The ability to innovate is key to business success. It all starts with research, or “discovery activities” as HBR calls it : associating, questioning, observing, experimenting, and networking. They claim that successful innovators spend more than 50% of their time on discovery activities during which they engage both sides of the brain. It is more than the cognitive skill of being right-brained. You need to leverage both right AND left side of the brain.
Associating is the ability to successfully connect seemingly unrelated questions, problems, or ideas from different fields. New ideas blossom at the intersections of diverse fields. Fresh inputs trigger new associations. As Steve Jobs has frequently observed, “Creativity is connecting things.” Associating is like a mental muscle that can grow stronger by using the other discovery skills. As innovators engage in those behaviors, they build their ability to generate ideas that can be recombined in new ways. The more frequently people attempt to understand, categorize, and store new knowledge, the more easily their brains will naturally and consistently make, store, and recombine associations.
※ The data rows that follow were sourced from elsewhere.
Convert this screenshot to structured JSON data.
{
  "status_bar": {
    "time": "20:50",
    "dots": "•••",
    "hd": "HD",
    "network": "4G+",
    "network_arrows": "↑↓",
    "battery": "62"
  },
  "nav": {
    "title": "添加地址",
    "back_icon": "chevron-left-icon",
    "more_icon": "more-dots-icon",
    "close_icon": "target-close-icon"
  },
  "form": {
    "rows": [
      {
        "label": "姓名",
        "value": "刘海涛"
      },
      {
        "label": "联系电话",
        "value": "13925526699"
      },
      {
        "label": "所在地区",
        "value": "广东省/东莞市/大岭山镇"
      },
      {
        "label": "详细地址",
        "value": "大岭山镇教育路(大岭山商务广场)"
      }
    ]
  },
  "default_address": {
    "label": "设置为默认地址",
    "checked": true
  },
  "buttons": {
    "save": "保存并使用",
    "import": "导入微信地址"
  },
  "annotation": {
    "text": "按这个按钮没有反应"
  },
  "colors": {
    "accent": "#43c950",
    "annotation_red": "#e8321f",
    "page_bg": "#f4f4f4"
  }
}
Innovators constantly ask questions that challenge common wisdom. “The important and difficult job is never to find the right answers, it is to find the right question”.
Ask “Why?” and “Why not?” and “What if?”
Innovative entrepreneurs are likely to challenge assumptions. Innovative entrepreneurs like to play devil’s advocate. “My learning process has always been about disagreeing with what I’m being told and taking the opposite position, and pushing others to really justify themselves,” Pierre Omidyar said. “I remember it was very frustrating for the other kids when I would do this.” Asking oneself, or others, to imagine a completely different alternative can lead to truly original insights.
Discovery-driven executives produce uncommon business ideas by scrutinizing common phenomena, particularly the behavior of potential customers. In observing others, they act like anthropologists and social scientists. “Often the surprises that lead to new business ideas come from watching other people work and live their normal lives”. Innovators carefully, intentionally, and consistently look out for small behavioral details—in the activities of customers, suppliers, and other companies—in order to gain insights about new ways of doing things.
Unlike observers, who intensely watch the world, experimenters construct interactive experiences and try to provoke unorthodox responses to see what insights emerge. Innovative entrepreneurs engaged in active experimentation, whether it is intellectual exploration, physical tinkering, or engagement in new surroundings. As executives of innovative enterprises, they make experimentation central to everything they do. One of the most powerful experiments innovators can engage in is living and working overseas. HBR research revealed that the more countries a person has lived in, the more likely he or she is to leverage that experience to deliver innovative products, processes, or businesses.
Devoting time and energy to finding and testing ideas through a network of diverse individuals gives innovators a radically different perspective. Unlike most executives—who network to access resources, to sell themselves or their companies, or to boost their careers—innovative entrepreneurs go out of their way to meet people with different kinds of ideas and perspectives to extend their own knowledge domains.